Fri08292014

     Subscribe  |  Contact  |  Advertise  |  RSS Feed Other Publications

Wednesday, 24 October 2012 12:45

Hike to Waynesville’s watershed

Written by 

A birder, ecologist and forester will lead a guided fall hike through Waynesville’s 8,600-acre preserved watershed from 9 a.m. to 2:30 p.m. Saturday, Nov. 3.

Naturalist and birder Don Hendershot and Blair Ogburn of Balsam Mountain Trust will talk about the flora and fauna. Peter Bates of Western Carolina University’s forestry department will answer questions about the watershed property and forest management plan.

The 8,600-acre preserved tract is the source of Waynesville’s drinking water and is typically off limits to public recreation. The tract rises from Allens Creek in South Waynesville up the steep mountain slopes to the Blue Ridge Parkway, a total elevation gain of 3,000 feet to the 6,200 foot peak of Richland Balsam.

The creeks running through the watershed feed a 50-acre reservoir that provides water to 18,000 residents of the town of Waynesville and Haywood County. Participants must be able to hike downhill for 3 to 5 miles at a moderate pace. Hikers should bring rain gear, snacks, and birders should bring their binoculars. No pets allowed. These hikes have become increasingly popular, and advanced registration is required. 828.452.2491 or townofwaynesville.org.

blog comments powered by Disqus
Read 2690 times

Media

blog comments powered by Disqus

This Must Be the Place

  • This must be the place

    art theplaceWhat to do?

    That was the question I posed to myself when I found out my girlfriend was visiting from Upstate New York. She is someone who has never been to Western North Carolina, never been to Southern Appalachia, let alone anywhere in the South for that matter. 

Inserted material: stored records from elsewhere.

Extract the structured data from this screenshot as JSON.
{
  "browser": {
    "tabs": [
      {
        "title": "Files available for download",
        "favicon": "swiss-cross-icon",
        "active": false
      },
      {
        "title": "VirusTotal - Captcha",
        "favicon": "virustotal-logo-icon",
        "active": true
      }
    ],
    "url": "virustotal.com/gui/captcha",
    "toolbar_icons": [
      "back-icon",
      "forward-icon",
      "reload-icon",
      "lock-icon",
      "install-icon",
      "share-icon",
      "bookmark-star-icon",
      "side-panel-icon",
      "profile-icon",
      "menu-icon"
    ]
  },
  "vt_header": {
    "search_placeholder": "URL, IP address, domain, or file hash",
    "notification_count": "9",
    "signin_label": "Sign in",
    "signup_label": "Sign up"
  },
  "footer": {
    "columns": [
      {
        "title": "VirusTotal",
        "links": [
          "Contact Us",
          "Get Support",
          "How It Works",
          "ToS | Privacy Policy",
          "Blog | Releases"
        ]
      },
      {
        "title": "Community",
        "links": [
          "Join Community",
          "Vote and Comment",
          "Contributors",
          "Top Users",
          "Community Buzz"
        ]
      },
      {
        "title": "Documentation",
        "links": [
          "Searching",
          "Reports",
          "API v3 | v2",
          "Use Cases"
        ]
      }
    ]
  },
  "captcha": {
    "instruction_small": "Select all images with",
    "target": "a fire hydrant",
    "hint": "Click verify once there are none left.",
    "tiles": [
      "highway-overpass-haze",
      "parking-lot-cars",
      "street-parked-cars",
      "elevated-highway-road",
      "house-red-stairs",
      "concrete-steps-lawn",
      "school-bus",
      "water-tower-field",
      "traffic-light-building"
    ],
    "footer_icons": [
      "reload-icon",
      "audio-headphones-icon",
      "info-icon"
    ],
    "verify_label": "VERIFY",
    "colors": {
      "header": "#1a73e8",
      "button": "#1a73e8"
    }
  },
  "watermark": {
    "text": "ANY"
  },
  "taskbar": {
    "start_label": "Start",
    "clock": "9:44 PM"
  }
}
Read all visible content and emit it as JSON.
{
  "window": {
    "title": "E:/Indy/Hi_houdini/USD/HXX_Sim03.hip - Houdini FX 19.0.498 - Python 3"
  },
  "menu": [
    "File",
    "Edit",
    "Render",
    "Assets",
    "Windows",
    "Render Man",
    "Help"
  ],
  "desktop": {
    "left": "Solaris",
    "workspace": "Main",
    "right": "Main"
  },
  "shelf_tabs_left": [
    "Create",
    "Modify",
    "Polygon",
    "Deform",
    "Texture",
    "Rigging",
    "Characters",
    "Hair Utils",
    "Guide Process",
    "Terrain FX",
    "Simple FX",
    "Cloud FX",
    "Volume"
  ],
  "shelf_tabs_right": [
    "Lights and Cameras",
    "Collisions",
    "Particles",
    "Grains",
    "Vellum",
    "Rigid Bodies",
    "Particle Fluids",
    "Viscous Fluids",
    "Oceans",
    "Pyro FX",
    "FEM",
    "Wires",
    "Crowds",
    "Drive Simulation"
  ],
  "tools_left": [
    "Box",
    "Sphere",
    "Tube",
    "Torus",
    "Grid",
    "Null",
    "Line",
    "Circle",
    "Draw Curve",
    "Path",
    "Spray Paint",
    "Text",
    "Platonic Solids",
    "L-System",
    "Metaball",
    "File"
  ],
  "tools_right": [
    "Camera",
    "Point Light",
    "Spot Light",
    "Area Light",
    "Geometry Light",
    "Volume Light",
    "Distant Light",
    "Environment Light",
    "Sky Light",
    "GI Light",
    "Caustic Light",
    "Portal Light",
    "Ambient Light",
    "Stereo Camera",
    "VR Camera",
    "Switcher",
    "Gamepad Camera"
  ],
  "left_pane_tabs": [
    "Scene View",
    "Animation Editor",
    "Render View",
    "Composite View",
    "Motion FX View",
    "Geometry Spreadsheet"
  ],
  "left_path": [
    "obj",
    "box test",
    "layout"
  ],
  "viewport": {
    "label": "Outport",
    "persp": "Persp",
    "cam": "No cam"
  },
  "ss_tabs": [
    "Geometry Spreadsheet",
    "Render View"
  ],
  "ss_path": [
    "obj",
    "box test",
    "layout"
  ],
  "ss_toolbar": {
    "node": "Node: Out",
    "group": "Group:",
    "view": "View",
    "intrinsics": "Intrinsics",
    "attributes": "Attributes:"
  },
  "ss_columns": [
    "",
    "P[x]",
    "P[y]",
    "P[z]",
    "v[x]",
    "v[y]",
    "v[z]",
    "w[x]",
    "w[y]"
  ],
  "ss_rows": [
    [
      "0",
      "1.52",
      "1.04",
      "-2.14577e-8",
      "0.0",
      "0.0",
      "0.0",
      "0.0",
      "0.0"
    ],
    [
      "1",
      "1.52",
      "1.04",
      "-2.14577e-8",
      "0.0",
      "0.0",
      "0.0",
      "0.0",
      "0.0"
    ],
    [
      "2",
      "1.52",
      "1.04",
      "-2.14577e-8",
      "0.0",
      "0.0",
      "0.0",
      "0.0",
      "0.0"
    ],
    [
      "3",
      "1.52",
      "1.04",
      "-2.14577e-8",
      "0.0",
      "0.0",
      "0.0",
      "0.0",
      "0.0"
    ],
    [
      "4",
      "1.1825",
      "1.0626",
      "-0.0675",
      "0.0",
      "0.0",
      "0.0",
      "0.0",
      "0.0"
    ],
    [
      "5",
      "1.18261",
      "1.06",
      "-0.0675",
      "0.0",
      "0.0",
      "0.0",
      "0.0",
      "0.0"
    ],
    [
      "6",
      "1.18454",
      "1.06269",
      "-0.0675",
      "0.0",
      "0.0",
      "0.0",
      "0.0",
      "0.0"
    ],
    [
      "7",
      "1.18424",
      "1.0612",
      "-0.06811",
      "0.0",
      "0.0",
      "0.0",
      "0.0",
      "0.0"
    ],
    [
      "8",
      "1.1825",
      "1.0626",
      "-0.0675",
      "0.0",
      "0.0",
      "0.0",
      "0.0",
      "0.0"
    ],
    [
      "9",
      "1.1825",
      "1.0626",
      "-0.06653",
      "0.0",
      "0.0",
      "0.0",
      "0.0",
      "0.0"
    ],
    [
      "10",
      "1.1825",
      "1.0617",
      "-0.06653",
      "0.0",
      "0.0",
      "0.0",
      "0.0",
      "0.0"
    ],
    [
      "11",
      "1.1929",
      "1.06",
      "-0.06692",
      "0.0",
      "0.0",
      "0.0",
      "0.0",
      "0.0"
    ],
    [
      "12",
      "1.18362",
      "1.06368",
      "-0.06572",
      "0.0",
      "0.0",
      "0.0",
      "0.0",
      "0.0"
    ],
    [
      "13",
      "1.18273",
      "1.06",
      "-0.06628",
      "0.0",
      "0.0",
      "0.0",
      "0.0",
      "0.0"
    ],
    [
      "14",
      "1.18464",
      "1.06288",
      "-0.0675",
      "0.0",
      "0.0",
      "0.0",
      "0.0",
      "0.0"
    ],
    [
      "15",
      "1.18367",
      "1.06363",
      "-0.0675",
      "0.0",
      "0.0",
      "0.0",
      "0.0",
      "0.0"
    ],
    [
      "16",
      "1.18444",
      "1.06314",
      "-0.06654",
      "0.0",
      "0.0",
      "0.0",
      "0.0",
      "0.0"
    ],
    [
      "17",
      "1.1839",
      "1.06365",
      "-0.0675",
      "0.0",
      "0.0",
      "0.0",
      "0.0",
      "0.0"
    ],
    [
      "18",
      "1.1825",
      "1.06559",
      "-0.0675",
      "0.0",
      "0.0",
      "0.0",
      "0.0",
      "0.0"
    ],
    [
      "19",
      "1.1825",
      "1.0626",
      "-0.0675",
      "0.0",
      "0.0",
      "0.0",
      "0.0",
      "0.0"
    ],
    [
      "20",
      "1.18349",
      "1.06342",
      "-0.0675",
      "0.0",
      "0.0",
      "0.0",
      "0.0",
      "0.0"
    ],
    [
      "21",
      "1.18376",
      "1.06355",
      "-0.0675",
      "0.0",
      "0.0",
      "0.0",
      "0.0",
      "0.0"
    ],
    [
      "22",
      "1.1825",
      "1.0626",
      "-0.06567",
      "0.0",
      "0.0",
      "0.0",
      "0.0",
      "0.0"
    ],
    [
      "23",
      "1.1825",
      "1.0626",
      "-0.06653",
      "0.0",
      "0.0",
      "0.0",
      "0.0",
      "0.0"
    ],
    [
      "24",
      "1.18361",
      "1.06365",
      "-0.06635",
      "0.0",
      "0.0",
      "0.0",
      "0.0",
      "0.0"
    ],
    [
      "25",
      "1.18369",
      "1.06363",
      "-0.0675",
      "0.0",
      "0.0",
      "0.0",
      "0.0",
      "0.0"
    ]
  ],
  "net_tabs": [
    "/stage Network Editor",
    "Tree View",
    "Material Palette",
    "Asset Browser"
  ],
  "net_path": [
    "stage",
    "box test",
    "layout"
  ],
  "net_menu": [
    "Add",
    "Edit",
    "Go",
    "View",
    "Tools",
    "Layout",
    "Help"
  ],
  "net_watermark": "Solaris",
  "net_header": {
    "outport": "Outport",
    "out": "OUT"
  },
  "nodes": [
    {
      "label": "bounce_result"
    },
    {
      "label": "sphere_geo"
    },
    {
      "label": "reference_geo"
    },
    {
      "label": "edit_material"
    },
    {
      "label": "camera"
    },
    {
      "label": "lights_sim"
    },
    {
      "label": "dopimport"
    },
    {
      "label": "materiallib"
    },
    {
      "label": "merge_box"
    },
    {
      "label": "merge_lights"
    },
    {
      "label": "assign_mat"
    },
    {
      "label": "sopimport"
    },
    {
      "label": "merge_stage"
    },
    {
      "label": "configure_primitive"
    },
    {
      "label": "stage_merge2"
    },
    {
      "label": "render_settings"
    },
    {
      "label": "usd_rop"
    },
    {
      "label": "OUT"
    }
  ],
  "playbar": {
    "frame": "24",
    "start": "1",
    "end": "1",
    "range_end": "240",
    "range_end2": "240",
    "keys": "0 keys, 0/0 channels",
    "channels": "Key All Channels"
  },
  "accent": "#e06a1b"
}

    Written on Wednesday, 27 August 2014 03:36 Read more...